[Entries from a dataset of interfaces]

--- START ---

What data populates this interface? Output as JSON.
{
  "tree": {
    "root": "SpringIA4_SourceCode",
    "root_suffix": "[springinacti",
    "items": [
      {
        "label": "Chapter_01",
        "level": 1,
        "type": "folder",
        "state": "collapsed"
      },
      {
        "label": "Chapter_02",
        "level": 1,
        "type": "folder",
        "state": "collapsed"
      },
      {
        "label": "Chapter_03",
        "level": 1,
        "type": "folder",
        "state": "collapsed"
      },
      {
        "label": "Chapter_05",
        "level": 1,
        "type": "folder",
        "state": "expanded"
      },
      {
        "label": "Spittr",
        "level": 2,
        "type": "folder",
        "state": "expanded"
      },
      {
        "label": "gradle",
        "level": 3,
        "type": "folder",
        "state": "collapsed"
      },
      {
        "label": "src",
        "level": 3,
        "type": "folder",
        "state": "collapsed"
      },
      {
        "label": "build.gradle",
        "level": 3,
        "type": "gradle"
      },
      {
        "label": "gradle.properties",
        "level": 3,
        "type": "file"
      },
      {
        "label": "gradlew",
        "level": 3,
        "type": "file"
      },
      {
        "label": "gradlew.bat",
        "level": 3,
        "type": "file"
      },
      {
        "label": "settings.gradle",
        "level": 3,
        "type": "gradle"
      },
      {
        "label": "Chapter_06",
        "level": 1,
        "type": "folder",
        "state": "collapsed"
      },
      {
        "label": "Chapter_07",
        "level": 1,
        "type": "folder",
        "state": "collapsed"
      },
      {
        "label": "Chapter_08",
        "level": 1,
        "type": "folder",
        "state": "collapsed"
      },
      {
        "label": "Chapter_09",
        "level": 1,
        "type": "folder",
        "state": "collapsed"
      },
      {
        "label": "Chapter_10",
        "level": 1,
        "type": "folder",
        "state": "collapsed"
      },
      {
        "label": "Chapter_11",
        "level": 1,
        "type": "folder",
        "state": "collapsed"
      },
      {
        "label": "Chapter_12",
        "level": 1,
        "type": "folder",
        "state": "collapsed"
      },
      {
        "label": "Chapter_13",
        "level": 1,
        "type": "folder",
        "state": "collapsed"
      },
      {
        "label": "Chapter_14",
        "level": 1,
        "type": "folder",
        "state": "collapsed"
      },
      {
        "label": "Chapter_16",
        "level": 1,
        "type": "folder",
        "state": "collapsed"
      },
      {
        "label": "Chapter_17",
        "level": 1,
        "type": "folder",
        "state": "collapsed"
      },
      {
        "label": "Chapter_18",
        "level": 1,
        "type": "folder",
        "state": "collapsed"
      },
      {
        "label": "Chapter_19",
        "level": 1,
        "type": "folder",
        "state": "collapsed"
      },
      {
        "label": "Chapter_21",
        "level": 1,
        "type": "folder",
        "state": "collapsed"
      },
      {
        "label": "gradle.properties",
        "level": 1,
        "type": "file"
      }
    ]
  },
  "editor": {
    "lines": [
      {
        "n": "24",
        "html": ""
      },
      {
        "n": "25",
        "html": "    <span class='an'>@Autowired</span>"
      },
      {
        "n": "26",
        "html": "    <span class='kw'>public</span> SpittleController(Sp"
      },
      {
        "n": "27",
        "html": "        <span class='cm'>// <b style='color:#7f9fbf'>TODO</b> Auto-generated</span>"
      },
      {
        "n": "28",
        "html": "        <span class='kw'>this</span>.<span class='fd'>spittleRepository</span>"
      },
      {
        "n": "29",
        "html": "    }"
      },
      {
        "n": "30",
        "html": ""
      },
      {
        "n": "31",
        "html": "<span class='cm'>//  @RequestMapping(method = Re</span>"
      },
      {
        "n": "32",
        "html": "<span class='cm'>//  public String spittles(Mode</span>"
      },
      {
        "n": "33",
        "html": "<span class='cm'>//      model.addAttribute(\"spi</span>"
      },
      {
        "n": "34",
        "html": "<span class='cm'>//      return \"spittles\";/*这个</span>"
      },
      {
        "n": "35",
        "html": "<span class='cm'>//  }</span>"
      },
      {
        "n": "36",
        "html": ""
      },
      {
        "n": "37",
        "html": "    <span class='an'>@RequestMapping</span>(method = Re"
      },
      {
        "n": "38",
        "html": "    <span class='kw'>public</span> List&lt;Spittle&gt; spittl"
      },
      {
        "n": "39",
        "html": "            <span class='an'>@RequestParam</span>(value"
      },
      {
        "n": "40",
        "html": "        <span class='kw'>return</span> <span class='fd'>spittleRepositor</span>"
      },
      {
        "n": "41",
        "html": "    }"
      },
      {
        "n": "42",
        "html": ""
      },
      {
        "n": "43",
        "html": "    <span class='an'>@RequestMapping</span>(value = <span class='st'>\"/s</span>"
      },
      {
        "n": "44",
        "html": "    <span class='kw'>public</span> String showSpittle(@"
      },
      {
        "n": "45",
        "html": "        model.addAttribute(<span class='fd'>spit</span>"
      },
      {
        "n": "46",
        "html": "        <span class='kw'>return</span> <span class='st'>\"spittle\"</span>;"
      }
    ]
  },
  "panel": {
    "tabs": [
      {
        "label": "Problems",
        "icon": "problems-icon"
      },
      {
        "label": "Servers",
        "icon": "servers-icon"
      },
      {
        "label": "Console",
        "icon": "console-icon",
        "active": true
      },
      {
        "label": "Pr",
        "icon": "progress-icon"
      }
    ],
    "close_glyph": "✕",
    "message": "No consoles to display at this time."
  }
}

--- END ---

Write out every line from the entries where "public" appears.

TASK ANSWER
        "html": "    <span class='kw'>public</span> SpittleController(Sp"
        "html": "<span class='cm'>//  public String spittles(Mode</span>"
        "html": "    <span class='kw'>public</span> List&lt;Spittle&gt; spittl"
        "html": "    <span class='kw'>public</span> String showSpittle(@"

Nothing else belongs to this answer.